As reliable as legitimised gluttony and a jolly fat man, year end also brings with it the usual slew of lists, reviewing the music that filled our ear holes over the past twelve months. I'm sure there's a more inventive way to do this (with a snarky glance at everyone else counting down their best of's, no doubt) but, truth is, there's a certain amount of sadistic fun to be had in agonising over what to include and what to boot come December time.
My personal take on this musical year is a mixed bag; some established greats pushing their form to new heights, others falling short of the mark by seeming to tread water. Then there are the new faces. Plenty of unknown artists surfaced in my inbox with great albums this year, boding well for the digital emancipation of musicians from the traditional major label manufacturing line.
So kicking off with albums over the next three days, the soundtrack of 2010 here at Heavier ~ Than ~ Air....
30. Sleigh Bells - Treats
29. Yeasayer - Odd Blood
From the psychedelic promo video for Ambling Alp to the artwork and music itself, the previously only slightly progressive Brooklyn indie group certainly made a sharp stylistic right hander with this one. Despite some missteps and copious genre-hopping, Odd Blood ends up being one of the most enjoyably eccentric indie listens of recent years.
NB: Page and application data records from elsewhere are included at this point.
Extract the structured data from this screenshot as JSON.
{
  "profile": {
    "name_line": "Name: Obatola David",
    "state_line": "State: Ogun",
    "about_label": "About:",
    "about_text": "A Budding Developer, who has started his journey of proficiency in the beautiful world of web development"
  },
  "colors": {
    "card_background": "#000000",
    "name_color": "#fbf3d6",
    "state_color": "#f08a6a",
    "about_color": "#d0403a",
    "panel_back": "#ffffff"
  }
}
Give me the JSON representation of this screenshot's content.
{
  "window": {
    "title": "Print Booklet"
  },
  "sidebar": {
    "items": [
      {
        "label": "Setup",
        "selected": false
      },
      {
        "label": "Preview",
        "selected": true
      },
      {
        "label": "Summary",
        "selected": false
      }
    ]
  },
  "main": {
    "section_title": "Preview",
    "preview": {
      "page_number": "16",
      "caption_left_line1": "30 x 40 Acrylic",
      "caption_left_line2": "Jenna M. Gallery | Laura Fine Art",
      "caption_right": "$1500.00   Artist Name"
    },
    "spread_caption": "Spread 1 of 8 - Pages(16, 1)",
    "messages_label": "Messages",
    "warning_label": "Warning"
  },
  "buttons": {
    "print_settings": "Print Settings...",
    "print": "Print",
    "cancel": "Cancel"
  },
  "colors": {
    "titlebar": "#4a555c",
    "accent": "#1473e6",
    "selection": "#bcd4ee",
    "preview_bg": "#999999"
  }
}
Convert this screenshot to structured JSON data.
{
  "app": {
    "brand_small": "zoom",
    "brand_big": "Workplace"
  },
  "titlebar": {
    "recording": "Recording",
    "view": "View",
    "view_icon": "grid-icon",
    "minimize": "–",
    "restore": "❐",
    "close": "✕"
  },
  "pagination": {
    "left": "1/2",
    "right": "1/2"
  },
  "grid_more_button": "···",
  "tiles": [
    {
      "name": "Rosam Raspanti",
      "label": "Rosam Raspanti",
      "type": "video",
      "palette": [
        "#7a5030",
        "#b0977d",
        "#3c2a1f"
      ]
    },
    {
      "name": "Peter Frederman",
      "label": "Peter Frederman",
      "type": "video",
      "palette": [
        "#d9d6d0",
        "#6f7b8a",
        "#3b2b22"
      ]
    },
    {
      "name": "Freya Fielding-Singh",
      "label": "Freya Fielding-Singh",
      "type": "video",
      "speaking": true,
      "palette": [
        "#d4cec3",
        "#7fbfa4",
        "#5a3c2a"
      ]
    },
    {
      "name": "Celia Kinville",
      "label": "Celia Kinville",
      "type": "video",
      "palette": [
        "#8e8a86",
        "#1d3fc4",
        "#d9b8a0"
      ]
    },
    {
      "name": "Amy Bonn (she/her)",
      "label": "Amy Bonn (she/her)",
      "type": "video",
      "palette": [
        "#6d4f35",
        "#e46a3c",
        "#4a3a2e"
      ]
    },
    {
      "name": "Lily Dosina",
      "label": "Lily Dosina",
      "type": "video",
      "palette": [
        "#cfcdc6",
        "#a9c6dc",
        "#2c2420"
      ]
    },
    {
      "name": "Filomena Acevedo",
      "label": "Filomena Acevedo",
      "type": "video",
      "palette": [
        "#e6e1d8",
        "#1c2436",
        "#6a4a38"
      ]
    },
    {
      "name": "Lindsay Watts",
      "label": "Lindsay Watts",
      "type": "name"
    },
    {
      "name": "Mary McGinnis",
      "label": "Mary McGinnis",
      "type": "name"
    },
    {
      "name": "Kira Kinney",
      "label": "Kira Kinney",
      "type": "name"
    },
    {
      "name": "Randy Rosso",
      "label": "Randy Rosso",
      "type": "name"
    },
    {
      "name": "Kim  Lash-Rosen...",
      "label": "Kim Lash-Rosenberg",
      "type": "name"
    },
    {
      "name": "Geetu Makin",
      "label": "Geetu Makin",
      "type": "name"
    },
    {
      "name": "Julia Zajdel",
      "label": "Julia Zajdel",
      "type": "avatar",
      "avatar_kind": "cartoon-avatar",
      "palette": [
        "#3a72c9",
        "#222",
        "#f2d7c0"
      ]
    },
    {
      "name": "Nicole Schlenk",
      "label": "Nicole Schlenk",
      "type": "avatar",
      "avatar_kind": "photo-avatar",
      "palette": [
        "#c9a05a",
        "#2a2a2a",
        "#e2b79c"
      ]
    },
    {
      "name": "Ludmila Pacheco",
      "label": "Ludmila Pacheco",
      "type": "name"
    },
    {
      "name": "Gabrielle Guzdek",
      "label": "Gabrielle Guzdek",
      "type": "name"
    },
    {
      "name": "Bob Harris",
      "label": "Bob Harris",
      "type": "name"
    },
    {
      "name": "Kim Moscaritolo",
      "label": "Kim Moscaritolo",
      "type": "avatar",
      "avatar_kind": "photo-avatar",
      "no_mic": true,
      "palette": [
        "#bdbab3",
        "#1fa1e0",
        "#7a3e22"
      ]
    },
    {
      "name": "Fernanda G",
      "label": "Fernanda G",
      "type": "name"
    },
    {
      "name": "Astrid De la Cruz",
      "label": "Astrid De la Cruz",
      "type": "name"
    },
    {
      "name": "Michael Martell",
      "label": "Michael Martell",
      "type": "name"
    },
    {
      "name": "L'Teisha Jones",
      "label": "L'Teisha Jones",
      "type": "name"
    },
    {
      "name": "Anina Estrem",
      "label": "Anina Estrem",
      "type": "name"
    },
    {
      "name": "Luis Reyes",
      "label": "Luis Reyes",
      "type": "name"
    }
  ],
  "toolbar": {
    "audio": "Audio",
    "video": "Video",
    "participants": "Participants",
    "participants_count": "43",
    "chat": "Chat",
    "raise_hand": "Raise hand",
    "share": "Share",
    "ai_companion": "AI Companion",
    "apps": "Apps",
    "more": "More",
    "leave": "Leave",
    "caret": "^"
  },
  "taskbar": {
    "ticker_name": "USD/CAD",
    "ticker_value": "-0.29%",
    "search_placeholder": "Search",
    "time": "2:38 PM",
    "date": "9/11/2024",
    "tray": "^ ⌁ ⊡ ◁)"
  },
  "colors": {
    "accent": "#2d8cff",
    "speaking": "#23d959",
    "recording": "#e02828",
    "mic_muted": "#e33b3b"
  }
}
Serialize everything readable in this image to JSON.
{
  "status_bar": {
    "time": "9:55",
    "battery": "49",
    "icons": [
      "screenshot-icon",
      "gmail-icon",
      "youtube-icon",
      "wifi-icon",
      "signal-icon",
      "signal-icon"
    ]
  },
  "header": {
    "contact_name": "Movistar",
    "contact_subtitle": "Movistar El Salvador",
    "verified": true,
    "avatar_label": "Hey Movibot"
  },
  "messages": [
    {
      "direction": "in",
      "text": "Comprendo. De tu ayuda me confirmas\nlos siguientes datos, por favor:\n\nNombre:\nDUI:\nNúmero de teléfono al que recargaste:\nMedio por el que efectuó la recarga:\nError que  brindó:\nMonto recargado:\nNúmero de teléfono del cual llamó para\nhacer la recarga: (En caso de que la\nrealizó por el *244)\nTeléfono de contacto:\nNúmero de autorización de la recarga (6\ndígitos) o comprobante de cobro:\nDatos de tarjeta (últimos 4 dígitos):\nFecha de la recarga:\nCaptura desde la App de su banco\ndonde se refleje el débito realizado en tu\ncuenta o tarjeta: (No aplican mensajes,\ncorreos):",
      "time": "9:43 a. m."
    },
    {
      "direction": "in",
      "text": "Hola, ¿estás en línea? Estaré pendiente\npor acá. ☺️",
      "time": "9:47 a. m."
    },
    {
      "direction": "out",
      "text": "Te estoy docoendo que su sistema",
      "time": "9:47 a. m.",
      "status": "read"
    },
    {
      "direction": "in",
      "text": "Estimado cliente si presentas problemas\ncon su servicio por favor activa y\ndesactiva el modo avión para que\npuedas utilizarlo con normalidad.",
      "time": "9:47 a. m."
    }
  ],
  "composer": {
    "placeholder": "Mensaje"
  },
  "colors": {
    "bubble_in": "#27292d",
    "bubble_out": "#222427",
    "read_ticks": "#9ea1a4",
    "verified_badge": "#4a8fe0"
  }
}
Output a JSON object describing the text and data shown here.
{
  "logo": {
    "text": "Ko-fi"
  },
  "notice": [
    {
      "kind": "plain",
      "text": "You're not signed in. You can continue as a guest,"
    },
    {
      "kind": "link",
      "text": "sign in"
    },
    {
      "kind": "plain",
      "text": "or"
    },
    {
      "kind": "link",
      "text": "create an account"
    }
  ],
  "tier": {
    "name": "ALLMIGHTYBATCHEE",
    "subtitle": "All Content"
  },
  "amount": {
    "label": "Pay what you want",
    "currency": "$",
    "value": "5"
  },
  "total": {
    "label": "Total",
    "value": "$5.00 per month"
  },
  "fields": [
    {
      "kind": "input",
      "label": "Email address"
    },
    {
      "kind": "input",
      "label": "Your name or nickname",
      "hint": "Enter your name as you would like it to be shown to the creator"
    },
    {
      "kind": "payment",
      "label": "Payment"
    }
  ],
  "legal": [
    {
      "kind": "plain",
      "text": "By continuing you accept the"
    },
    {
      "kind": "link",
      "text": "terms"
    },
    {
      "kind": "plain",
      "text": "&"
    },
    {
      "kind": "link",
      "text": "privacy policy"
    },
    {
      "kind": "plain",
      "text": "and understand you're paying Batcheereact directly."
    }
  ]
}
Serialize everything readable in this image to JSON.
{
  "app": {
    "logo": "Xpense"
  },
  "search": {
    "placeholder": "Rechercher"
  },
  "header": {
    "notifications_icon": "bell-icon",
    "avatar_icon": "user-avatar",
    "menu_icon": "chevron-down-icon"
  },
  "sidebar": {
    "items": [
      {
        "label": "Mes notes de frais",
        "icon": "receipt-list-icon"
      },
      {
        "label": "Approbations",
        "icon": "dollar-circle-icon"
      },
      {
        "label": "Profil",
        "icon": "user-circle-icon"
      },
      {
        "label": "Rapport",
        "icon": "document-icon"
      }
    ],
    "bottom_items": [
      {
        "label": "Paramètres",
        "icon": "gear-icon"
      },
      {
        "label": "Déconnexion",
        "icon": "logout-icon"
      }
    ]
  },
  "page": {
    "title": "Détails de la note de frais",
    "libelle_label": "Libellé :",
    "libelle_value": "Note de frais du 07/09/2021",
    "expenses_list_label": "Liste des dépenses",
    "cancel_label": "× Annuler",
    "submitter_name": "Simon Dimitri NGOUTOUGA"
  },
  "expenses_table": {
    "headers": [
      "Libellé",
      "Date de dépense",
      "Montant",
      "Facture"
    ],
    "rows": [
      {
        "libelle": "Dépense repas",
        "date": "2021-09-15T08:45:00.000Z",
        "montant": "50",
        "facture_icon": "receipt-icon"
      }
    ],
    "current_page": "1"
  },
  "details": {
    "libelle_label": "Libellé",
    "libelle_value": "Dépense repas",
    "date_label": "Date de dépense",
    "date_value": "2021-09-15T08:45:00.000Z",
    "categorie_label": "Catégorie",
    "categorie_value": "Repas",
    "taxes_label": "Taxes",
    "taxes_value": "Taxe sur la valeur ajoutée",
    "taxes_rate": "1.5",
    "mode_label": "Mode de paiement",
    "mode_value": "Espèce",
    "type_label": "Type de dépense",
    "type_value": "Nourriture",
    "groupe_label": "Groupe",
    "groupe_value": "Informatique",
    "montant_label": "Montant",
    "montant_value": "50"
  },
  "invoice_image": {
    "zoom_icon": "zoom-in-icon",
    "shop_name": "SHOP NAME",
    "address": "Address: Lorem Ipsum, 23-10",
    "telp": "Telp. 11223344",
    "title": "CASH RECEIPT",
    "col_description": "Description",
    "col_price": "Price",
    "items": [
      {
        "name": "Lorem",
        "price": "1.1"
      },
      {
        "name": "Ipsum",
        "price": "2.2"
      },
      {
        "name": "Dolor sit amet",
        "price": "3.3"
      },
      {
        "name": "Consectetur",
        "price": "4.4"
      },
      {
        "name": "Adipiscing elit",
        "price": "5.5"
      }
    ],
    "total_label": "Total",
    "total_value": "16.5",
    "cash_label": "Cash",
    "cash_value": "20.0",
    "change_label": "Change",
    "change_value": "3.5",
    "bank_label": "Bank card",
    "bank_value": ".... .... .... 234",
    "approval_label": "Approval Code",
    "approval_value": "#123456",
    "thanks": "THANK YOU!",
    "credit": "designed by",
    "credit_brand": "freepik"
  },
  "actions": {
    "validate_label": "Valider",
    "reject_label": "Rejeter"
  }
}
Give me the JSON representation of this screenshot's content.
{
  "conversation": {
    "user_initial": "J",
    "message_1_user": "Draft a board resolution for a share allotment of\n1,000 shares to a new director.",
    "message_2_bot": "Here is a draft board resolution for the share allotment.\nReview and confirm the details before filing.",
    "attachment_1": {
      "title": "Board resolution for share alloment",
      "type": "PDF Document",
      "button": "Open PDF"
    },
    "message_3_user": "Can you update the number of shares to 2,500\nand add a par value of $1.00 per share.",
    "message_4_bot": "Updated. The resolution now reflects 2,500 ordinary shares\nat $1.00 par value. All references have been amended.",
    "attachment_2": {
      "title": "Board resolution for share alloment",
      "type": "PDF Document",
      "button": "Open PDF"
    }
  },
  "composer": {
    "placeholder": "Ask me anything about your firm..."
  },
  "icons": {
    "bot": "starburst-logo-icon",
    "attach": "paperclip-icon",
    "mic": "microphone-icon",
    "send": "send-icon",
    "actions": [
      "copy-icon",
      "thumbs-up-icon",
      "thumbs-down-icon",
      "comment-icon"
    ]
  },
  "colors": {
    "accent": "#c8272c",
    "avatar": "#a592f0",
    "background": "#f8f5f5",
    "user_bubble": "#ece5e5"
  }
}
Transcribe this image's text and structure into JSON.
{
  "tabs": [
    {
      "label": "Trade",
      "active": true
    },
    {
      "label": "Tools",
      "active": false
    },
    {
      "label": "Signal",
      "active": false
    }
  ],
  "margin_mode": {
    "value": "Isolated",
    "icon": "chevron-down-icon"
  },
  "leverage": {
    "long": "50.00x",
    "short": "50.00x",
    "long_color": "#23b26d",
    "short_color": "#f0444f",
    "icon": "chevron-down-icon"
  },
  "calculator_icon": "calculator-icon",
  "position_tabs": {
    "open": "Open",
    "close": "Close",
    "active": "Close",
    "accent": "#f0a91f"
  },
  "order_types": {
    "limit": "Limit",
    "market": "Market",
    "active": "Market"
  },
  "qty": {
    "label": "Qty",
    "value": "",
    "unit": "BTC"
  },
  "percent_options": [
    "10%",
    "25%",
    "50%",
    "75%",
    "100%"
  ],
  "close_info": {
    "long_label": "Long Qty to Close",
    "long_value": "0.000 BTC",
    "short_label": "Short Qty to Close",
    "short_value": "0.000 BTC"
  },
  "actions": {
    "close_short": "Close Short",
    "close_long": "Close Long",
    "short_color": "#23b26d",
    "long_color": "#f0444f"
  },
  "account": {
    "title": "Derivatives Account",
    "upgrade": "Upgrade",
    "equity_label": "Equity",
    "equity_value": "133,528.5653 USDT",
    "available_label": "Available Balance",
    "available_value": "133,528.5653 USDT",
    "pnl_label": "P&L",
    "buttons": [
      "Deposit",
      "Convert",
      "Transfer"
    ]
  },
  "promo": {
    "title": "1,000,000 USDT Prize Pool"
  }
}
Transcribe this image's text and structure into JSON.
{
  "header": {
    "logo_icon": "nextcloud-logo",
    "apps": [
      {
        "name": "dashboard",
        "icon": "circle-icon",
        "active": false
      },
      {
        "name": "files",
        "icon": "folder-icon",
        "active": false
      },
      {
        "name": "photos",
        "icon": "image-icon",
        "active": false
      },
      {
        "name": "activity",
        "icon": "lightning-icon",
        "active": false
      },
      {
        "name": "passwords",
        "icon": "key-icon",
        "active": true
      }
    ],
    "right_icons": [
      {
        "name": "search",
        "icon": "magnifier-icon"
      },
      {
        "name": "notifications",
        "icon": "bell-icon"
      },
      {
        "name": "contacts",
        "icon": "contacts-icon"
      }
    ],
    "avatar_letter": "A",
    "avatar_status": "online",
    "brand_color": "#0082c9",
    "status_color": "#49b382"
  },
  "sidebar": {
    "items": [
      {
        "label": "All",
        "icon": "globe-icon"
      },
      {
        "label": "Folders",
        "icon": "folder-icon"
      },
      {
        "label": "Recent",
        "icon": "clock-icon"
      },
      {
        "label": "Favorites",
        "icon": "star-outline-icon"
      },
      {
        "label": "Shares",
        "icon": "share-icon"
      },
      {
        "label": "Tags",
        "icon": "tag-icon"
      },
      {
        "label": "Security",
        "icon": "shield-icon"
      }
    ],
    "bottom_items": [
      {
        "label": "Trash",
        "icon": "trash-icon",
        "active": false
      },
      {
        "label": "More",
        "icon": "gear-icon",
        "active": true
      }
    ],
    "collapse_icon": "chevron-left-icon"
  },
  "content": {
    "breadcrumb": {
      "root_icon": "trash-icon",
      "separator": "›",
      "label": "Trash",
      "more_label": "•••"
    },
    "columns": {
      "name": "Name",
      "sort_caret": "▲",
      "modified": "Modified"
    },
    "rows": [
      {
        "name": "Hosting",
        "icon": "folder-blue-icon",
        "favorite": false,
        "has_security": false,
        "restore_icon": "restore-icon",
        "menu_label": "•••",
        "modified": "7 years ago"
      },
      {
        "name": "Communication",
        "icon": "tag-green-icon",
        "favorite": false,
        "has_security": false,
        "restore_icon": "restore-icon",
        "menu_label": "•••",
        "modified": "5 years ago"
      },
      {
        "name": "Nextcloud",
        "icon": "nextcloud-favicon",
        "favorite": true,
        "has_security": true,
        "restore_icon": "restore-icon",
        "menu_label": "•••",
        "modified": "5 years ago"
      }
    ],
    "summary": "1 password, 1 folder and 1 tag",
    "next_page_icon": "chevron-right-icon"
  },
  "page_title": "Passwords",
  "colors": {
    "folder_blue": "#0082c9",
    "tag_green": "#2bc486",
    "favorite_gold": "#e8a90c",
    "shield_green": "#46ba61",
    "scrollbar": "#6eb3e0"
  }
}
28. She & Him - Vol. II
Released right on the cusp of spring turning into summer, Zooey Deschanel and M. Ward timed the brightly shining indie-pop of Volume 2 perfectly. Listening to it seemed to will the sun from behind the clouds, with easy on the ear melodies breezing by and catchy choruses playing over in the mind long after the record has stopped spinning.
Few bands capture the essence of their environment so effectively and consistently as these Alaskans. Starker and more bleak than ever before, the hostile metallic hardcore is tinged with slivers of hope and beauty, developing once again their impressive discography.
STREAM: Collisions & Castaways at Tunelab
26. Azure Ray - Drawing Down The Moon
Returning after several years away, Orenda Fink and Maria Taylor combine once again on this quietly elegant record. The subtly potent harmonies of the singers inquire and guide in equal measure, reaching few conclusions but placing a reassuring hand on your shoulder that somehow makes everything alright.
25. Spoon - Transference
As one of 2010's first highly anticipated releases, Transference had to satisfy an indie-rock world ready to dig into the new decade after noughties review overload. Melding the many facets of previous Spoon records into one cohesive, enigmatic whole, it provided more than enough musical nooks and crannies to excitedly explore.
MP3: Spoon - Mystery Zone (Demo)
24. The Dillinger Escape Plan -
After skirting the edges of accessibility with last album Ire Works, Dillinger's new album fears no territory, knows no boundaries. Though less immediately engaging than its predecessor, Option Paralysis displays all the tightly-wound fury and musical experimentation for which the band are now renowned. Increasingly exhilarating with each spin, this is hands down one of the most adventurous listens of 2010.
23. Bad Books - Bad Books
Adding Kevin Devine to Manchester Orchestra might seem like a no-brainer but it took long time singing mates Andy Hull and Devine a few years to actually make it happen. Switching between contemplative acoustic numbers and catchy upbeat rockers, the results are exciting enough to hope that Bad Books is more than a one-off endeavour. Not to mention offering up one of the most most enormous hooks of the year in Holding Down The Laughter.
22. Black Tusk - Taste The Sin
Summoning fellow Georgians Baroness in both their artwork and driving riffs, the similarities end there as Black Tusk eschew any inclination towards accessibility. Instead they channel all their energy into brutal rhythms and outright aggression, resulting in by far the most unashamedly violent record you will see in this or any other countdown of 2010.
21. Arcade Fire - The Suburbs
Of course Arcade Fire were already established as kings (and queens) of the indie world, after almost a decade of releasing critically adored albums. The Suburbs seems to be raising the band to the next level again, with sold out shows at Madison Square Garden, #1 spots around the world, and major award nominations continuing to pop up. An ambitious, grand album that beautifully captures the influences from which it springs.